Material supplied
----------

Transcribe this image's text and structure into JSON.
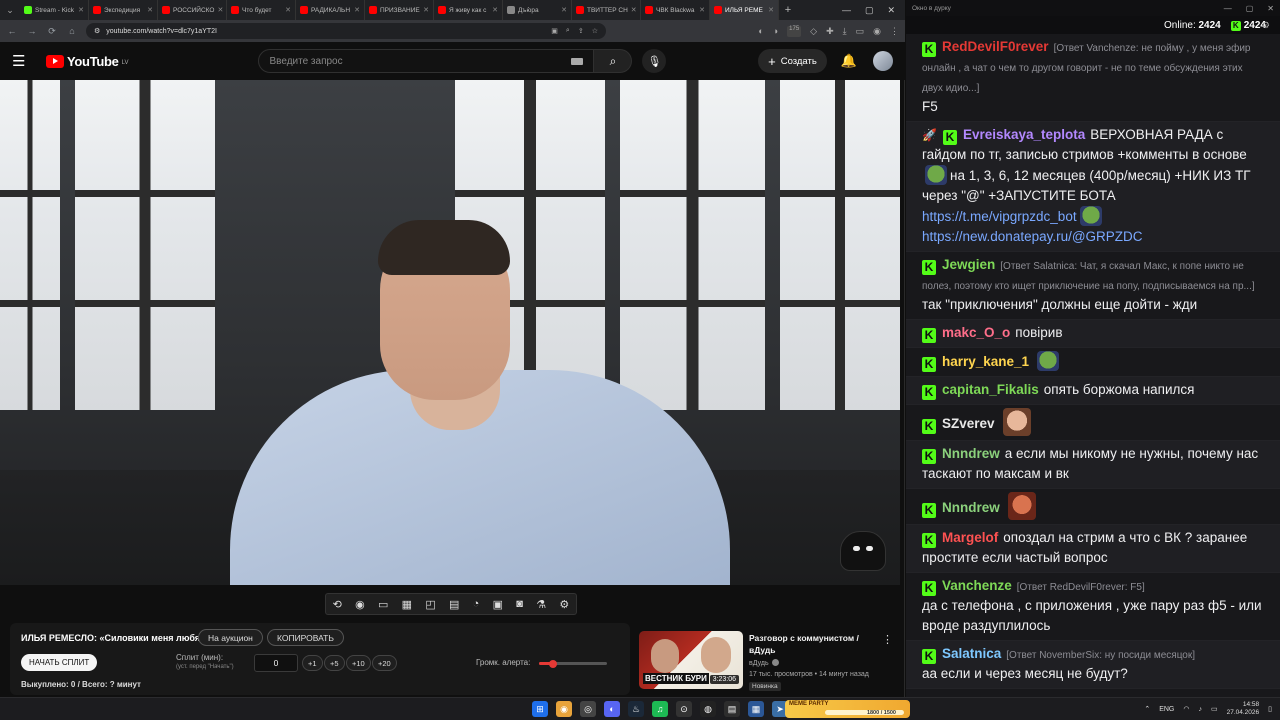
{
  "browser": {
    "tabs": [
      {
        "title": "Stream - Kick",
        "color": "#53fc18",
        "active": false
      },
      {
        "title": "Экспедиция",
        "color": "#ff0000",
        "active": false
      },
      {
        "title": "РОССИЙСКО",
        "color": "#ff0000",
        "active": false
      },
      {
        "title": "Что будет",
        "color": "#ff0000",
        "active": false
      },
      {
        "title": "РАДИКАЛЬН",
        "color": "#ff0000",
        "active": false
      },
      {
        "title": "ПРИЗВАНИЕ",
        "color": "#ff0000",
        "active": false
      },
      {
        "title": "Я живу как с",
        "color": "#ff0000",
        "active": false
      },
      {
        "title": "Дъю̀ра",
        "color": "#888888",
        "active": false
      },
      {
        "title": "ТВИТТЕР СН",
        "color": "#ff0000",
        "active": false
      },
      {
        "title": "ЧВК Blackwa",
        "color": "#ff0000",
        "active": false
      },
      {
        "title": "ИЛЬЯ РЕМЕ",
        "color": "#ff0000",
        "active": true
      }
    ],
    "url": "youtube.com/watch?v=dlc7y1aYT2I",
    "extension_badge": "175"
  },
  "youtube": {
    "logo_text": "YouTube",
    "region": "LV",
    "search_placeholder": "Введите запрос",
    "create_label": "Создать"
  },
  "auction": {
    "title": "ИЛЬЯ РЕМЕСЛО: «Силовики меня любят»",
    "to_auction_label": "На аукцион",
    "copy_label": "КОПИРОВАТЬ",
    "start_split_label": "НАЧАТЬ СПЛИТ",
    "split_label": "Сплит (мин):",
    "split_hint": "(уст. перед \"Начать\")",
    "split_value": "0",
    "increments": [
      "+1",
      "+5",
      "+10",
      "+20"
    ],
    "volume_label": "Громк. алерта:",
    "volume_level": 0.2,
    "stats": "Выкуплено: 0 / Всего: ? минут"
  },
  "recommendation": {
    "title": "Разговор с коммунистом / вДудь",
    "channel": "вДудь",
    "meta": "17 тыс. просмотров • 14 минут назад",
    "badge": "Новинка",
    "duration": "3:23:06",
    "thumb_caption": "ВЕСТНИК БУРИ"
  },
  "chat": {
    "window_title": "Окно в дурку",
    "online_label": "Online:",
    "online_count": "2424",
    "viewers": "2424",
    "messages": [
      {
        "user": "RedDevilF0rever",
        "color": "#e53935",
        "reply": "[Ответ Vanchenze: не пойму , у меня эфир онлайн , а чат о чем то другом говорит - не по теме обсуждения этих двух идио...]",
        "text": "F5"
      },
      {
        "user": "Evreiskaya_teplota",
        "color": "#b388ff",
        "text_parts": [
          "ВЕРХОВНАЯ РАДА с гайдом по тг, записью стримов +комменты в основе",
          "на 1, 3, 6, 12 месяцев (400р/месяц) +НИК ИЗ ТГ через \"@\" +ЗАПУСТИТЕ БОТА"
        ],
        "link1": "https://t.me/vipgrpzdc_bot",
        "link2": "https://new.donatepay.ru/@GRPZDC"
      },
      {
        "user": "Jewgien",
        "color": "#7ed957",
        "reply": "[Ответ Salatnica: Чат, я скачал Макс, к попе никто не полез, поэтому кто ищет приключение на попу, подписываемся на пр...]",
        "text": "так \"приключения\" должны еще дойти - жди"
      },
      {
        "user": "makc_O_o",
        "color": "#ff6e8a",
        "text": "повірив"
      },
      {
        "user": "harry_kane_1",
        "color": "#ffd54f",
        "text": ""
      },
      {
        "user": "capitan_Fikalis",
        "color": "#7ed957",
        "text": "опять боржома напился"
      },
      {
        "user": "SZverev",
        "color": "#e8e8e8",
        "text": ""
      },
      {
        "user": "Nnndrew",
        "color": "#8bd17c",
        "text": "а если мы никому не нужны, почему нас таскают по максам и вк"
      },
      {
        "user": "Nnndrew",
        "color": "#8bd17c",
        "text": ""
      },
      {
        "user": "Margelof",
        "color": "#ff5252",
        "text": "опоздал на стрим а что с ВК ? заранее простите если частый вопрос"
      },
      {
        "user": "Vanchenze",
        "color": "#7ed957",
        "reply": "[Ответ RedDevilF0rever: F5]",
        "text": "да с телефона , с приложения , уже пару раз ф5 - или вроде раздуплилось"
      },
      {
        "user": "Salatnica",
        "color": "#7ec8ff",
        "reply": "[Ответ NovemberSix: ну посиди месяцок]",
        "text": "аа если и через месяц не будут?"
      }
    ]
  },
  "taskbar": {
    "meme_label": "MEME PARTY",
    "meme_progress": "1800 / 1500",
    "lang": "ENG",
    "time": "14:58",
    "date": "27.04.2026"
  }
}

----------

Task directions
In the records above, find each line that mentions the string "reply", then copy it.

Solution below
        "reply": "[Ответ Vanchenze: не пойму , у меня эфир онлайн , а чат о чем то другом говорит - не по теме обсуждения этих двух идио...]",
        "reply": "[Ответ Salatnica: Чат, я скачал Макс, к попе никто не полез, поэтому кто ищет приключение на попу, подписываемся на пр...]",
        "reply": "[Ответ RedDevilF0rever: F5]",
        "reply": "[Ответ NovemberSix: ну посиди месяцок]",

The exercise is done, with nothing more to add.